— Mark Warner (@MarkWarner) May 7, 2019
A spokeswoman for Senate Intelligence Chairman Richard Burr (R-N.C.) declined to comment when asked if he agreed with McConnell’s claim that the Russia case is already closed. Burr later told Mother Jones that he “didn’t see” McConnell’s speech, but argued it did not undermine his committee’s investigation.
Other Democrats blasted McConnell’s statements. Senate Minority Leader Chuck Schumer (D-N.Y.) called McConnell’s speech “a concerted effort to circle the wagons, to protect the president from accountability, to whitewash his reprehensible conduct by simply declaring it irrelevant.” Schumer told reporters later that McConnell is “aiding and abetting” Russian efforts to undermine American democracy. “He should be ashamed of himself,” Schumer added.

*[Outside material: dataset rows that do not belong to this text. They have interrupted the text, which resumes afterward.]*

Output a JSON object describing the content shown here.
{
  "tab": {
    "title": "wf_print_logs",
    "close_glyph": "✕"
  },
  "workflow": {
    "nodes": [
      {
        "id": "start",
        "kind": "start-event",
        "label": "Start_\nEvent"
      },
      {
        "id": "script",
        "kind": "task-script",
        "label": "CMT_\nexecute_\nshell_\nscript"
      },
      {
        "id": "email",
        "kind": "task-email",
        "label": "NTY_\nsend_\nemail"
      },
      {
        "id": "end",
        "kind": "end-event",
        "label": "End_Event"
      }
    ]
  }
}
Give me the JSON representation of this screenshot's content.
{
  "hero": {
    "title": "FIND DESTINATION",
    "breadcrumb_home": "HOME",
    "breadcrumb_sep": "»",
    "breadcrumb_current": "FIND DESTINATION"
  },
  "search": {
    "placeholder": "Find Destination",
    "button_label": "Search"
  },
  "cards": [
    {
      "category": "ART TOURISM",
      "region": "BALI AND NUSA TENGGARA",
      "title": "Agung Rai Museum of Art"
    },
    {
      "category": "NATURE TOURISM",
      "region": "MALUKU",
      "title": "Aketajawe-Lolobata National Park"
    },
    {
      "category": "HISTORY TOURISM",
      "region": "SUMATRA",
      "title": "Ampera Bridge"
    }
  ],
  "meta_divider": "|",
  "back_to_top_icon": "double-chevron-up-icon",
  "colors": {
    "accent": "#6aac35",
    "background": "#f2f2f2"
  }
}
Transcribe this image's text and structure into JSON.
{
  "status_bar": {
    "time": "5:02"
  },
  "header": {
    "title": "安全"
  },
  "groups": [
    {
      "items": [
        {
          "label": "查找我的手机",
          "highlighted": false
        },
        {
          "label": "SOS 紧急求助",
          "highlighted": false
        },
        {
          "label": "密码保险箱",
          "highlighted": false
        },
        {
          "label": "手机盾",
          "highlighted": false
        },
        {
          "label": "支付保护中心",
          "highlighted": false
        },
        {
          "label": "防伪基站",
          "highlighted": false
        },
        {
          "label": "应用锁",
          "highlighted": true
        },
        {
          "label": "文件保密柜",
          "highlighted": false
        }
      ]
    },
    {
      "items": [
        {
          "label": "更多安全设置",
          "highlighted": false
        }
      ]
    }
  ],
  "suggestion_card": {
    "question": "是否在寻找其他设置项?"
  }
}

“If any other human being had done what’s documented in the Mueller report, they would be arrested and thrown in jail,” Sen. Elizabeth Warren (D-Ma.) said in a floor speech. Warren, who is running for president, also called for Trump’s impeachment.

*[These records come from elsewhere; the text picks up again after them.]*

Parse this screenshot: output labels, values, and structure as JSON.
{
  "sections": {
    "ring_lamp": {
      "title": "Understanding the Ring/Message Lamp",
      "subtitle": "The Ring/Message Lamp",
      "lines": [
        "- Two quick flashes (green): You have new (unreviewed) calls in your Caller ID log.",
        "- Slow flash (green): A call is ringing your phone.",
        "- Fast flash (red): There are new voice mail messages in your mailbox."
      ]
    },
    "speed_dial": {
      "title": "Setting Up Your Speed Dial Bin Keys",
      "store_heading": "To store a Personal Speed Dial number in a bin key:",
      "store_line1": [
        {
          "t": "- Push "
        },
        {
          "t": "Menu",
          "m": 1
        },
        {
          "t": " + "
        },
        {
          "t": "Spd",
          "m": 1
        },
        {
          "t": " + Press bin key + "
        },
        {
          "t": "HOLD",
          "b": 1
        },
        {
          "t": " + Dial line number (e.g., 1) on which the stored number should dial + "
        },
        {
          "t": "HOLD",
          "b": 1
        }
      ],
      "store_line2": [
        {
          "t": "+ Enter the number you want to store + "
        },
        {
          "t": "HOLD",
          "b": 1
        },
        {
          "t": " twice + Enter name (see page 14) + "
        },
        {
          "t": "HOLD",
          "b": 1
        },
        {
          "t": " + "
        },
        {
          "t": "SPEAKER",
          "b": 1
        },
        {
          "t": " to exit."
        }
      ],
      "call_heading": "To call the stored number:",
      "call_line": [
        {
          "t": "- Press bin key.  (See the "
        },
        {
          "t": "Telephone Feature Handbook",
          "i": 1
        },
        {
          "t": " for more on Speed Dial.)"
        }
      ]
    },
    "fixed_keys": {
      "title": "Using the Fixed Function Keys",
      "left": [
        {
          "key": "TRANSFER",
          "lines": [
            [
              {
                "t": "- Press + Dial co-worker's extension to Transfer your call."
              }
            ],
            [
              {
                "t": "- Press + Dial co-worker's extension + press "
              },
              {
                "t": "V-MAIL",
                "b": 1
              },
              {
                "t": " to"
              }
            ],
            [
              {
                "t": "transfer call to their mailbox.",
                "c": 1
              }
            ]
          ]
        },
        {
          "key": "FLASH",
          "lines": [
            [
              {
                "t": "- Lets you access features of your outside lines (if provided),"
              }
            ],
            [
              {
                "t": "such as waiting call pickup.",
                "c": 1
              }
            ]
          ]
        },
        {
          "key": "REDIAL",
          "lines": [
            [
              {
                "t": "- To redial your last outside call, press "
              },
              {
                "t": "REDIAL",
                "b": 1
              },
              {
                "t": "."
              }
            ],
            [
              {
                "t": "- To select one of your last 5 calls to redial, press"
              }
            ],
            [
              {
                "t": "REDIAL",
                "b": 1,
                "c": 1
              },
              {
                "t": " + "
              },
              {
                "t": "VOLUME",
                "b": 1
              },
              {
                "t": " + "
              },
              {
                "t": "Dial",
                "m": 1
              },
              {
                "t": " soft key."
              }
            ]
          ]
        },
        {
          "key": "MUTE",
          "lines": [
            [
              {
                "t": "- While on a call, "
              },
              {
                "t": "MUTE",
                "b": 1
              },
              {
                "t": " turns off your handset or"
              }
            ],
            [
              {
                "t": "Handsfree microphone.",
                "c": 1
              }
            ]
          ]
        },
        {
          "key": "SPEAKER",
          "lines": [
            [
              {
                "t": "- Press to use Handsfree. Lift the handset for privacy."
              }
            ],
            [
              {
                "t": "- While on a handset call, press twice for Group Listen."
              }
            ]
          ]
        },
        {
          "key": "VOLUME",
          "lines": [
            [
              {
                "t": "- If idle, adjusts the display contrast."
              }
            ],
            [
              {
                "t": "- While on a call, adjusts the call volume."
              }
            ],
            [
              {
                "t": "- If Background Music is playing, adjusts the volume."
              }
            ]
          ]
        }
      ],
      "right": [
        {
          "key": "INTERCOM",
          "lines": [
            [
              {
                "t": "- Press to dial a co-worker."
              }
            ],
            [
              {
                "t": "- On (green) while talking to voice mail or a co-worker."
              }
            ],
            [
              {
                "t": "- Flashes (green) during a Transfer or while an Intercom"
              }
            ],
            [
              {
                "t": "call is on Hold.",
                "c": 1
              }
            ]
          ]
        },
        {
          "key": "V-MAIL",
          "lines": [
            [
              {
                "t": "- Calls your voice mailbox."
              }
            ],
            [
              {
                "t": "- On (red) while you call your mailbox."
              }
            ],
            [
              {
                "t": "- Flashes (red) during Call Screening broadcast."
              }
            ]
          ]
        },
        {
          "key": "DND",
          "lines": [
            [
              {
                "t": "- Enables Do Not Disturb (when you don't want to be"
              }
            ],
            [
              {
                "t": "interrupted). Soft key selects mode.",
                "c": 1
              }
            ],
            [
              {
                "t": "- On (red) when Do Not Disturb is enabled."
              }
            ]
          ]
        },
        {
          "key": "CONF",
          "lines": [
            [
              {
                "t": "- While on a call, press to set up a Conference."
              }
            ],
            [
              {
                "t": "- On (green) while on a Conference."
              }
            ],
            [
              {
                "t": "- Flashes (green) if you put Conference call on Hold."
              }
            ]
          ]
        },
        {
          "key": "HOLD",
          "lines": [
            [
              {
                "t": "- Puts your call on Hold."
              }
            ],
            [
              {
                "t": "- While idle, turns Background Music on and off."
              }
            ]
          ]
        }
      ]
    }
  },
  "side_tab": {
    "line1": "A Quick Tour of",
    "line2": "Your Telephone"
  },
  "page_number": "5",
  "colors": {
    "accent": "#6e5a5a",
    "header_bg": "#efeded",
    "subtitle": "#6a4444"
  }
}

McConnell’s speech also relied on a switcheroo. McConnell’s office touted his remarks as declaring “case closed” on the Mueller report. But the majority leader’s actual claim was limited to the question of whether the Trump campaign had illegally conspired to carry out Moscow’s disinformation and hacking campaigns. Trump’s critics “told everyone there had been a conspiracy between Russia and the Trump campaign,” McConnell said. “Yet on this central question, the special counsel’s finding was clear: Case closed.”
That formulation ignored the entire volume of Mueller’s report dealing with whether Trump obstructed justice. The report outlined substantial evidence that Trump attempted to interfere with the investigation. Ultimately, however, Mueller declined to reach a conclusion on whether the president’s interference violated the law. Instead, Mueller suggested that Congress could investigate obstruction.
“The separation-of-powers doctrine authorizes Congress to protect official proceedings, including those of courts and grand juries, from corrupt, obstructive acts,” the report said.
Democrats’ efforts to investigate Mueller’s findings, such as the House Judiciary Committee bid to interview former White House Counsel Don McGahn, who told prosecutors about Trump’s efforts to fire Mueller, are largely focused on obstruction of justice. By urging Democrats to “move on,” McConnell was implying that they, too should ignore the obstruction issue.
But even McConnell’s claim that Mueller closed the case on collusion collapses under scrutiny. Mueller’s report said it “did not establish that members of the Trump Campaign conspired or coordinated with the Russian government in its election interference activities.” But the report made clear that its findings are not a definitive dismissal that any coordination occurred.
Mueller said his office could not obtain complete information on many instances of Russian contact with Trump aides and advisers. For instance, campaign chief Paul Manafort shared polling data with a suspected Russian intelligence asset and discussed with him a plan that Manafort later conceded would allow Russia to “gain control of eastern Ukraine.” Did Manafort tell Trump about these contacts? The report said Manafort denied this. The report also notes that Manafort expressed the expectation that Trump would pardon him if he did not cooperate and that he lied repeatedly to prosecutors, leaving the full significance of his actions unclear. That’s one of more than 35 instances where the report said investigators could not “determine,” “find,” “uncover,” or “establish” facts related to possible Trump campaign coordination with Russia.
“Given these identified gaps, the Office cannot rule out the possibility that the unavailable information would shed additional light on (or cast in a new light) the events described in the report,” the report stated.
That is hardly “case closed.”